Records excerpted from a collection:
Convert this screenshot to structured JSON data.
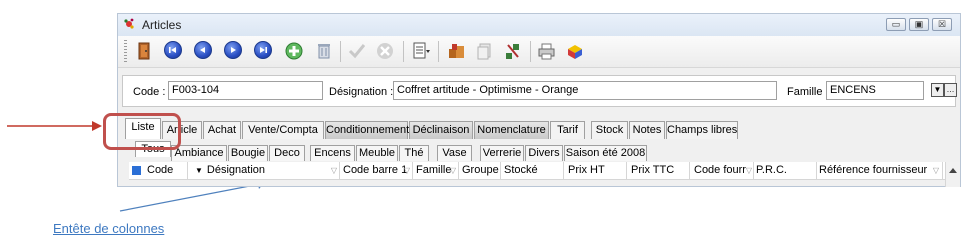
{
  "window": {
    "title": "Articles",
    "controls": {
      "minimize": "▭",
      "maximize": "▣",
      "close": "☒"
    }
  },
  "toolbar": {
    "buttons": [
      "door-exit-icon",
      "first-record-icon",
      "previous-record-icon",
      "next-record-icon",
      "last-record-icon",
      "add-record-icon",
      "delete-record-icon",
      "validate-icon",
      "cancel-icon",
      "report-icon",
      "stock-icon",
      "copy-icon",
      "tools-icon",
      "print-icon",
      "export-icon"
    ]
  },
  "fields": {
    "code_label": "Code :",
    "code_value": "F003-104",
    "designation_label": "Désignation :",
    "designation_value": "Coffret artitude - Optimisme - Orange",
    "famille_label": "Famille :",
    "famille_value": "ENCENS"
  },
  "tabs": [
    "Liste",
    "Article",
    "Achat",
    "Vente/Compta",
    "Conditionnement",
    "Déclinaison",
    "Nomenclature",
    "Tarif",
    "Stock",
    "Notes",
    "Champs libres"
  ],
  "subtabs": [
    "Tous",
    "Ambiance",
    "Bougie",
    "Deco",
    "Encens",
    "Meuble",
    "Thé",
    "Vase",
    "Verrerie",
    "Divers",
    "Saison été 2008"
  ],
  "grid": {
    "sort_marker": "▼",
    "filter_marker": "▽",
    "columns": [
      "Code",
      "Désignation",
      "Code barre 1",
      "Famille",
      "Groupe",
      "Stocké",
      "Prix HT",
      "Prix TTC",
      "Code fourr",
      "P.R.C.",
      "Référence fournisseur"
    ]
  },
  "annotation": {
    "label": "Entête de colonnes",
    "arrow_color": "#c0392b",
    "pointer_color": "#4f81bd"
  },
  "colors": {
    "callout": "#c0504d",
    "link_text": "#3e79c1",
    "toolbar_blue": "#2a4fc4"
  }
}
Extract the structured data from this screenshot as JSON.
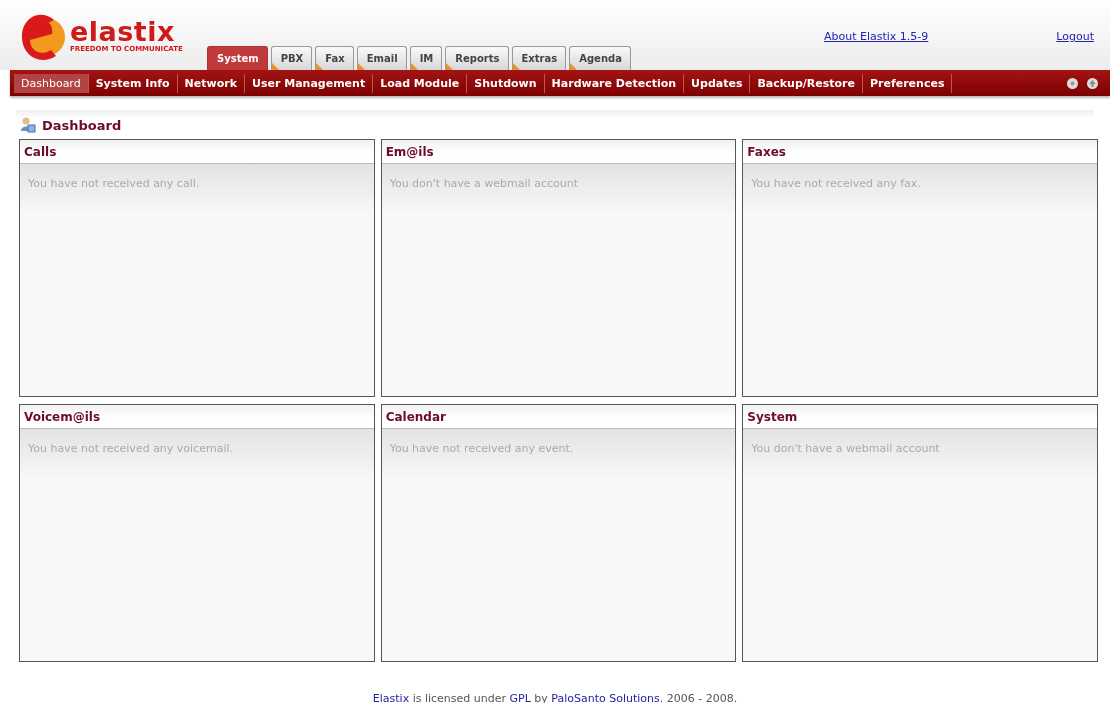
{
  "logo": {
    "name": "elastix",
    "tagline": "FREEDOM TO COMMUNICATE"
  },
  "tabs": [
    {
      "label": "System",
      "selected": true
    },
    {
      "label": "PBX",
      "selected": false
    },
    {
      "label": "Fax",
      "selected": false
    },
    {
      "label": "Email",
      "selected": false
    },
    {
      "label": "IM",
      "selected": false
    },
    {
      "label": "Reports",
      "selected": false
    },
    {
      "label": "Extras",
      "selected": false
    },
    {
      "label": "Agenda",
      "selected": false
    }
  ],
  "header_links": [
    "About Elastix 1.5-9",
    "Logout"
  ],
  "menu": [
    {
      "label": "Dashboard",
      "selected": true
    },
    {
      "label": "System Info",
      "selected": false
    },
    {
      "label": "Network",
      "selected": false
    },
    {
      "label": "User Management",
      "selected": false
    },
    {
      "label": "Load Module",
      "selected": false
    },
    {
      "label": "Shutdown",
      "selected": false
    },
    {
      "label": "Hardware Detection",
      "selected": false
    },
    {
      "label": "Updates",
      "selected": false
    },
    {
      "label": "Backup/Restore",
      "selected": false
    },
    {
      "label": "Preferences",
      "selected": false
    }
  ],
  "page_title": "Dashboard",
  "panels": [
    {
      "title": "Calls",
      "message": "You have not received any call."
    },
    {
      "title": "Em@ils",
      "message": "You don't have a webmail account"
    },
    {
      "title": "Faxes",
      "message": "You have not received any fax."
    },
    {
      "title": "Voicem@ils",
      "message": "You have not received any voicemail."
    },
    {
      "title": "Calendar",
      "message": "You have not received any event."
    },
    {
      "title": "System",
      "message": "You don't have a webmail account"
    }
  ],
  "footer": [
    {
      "text": "Elastix",
      "link": true
    },
    {
      "text": " is licensed under ",
      "link": false
    },
    {
      "text": "GPL",
      "link": true
    },
    {
      "text": " by ",
      "link": false
    },
    {
      "text": "PaloSanto Solutions",
      "link": true
    },
    {
      "text": ". 2006 - 2008.",
      "link": false
    }
  ]
}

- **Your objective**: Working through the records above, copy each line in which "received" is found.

- **Solution to the problem**:
      "message": "You have not received any call."
      "message": "You have not received any fax."
      "message": "You have not received any voicemail."
      "message": "You have not received any event."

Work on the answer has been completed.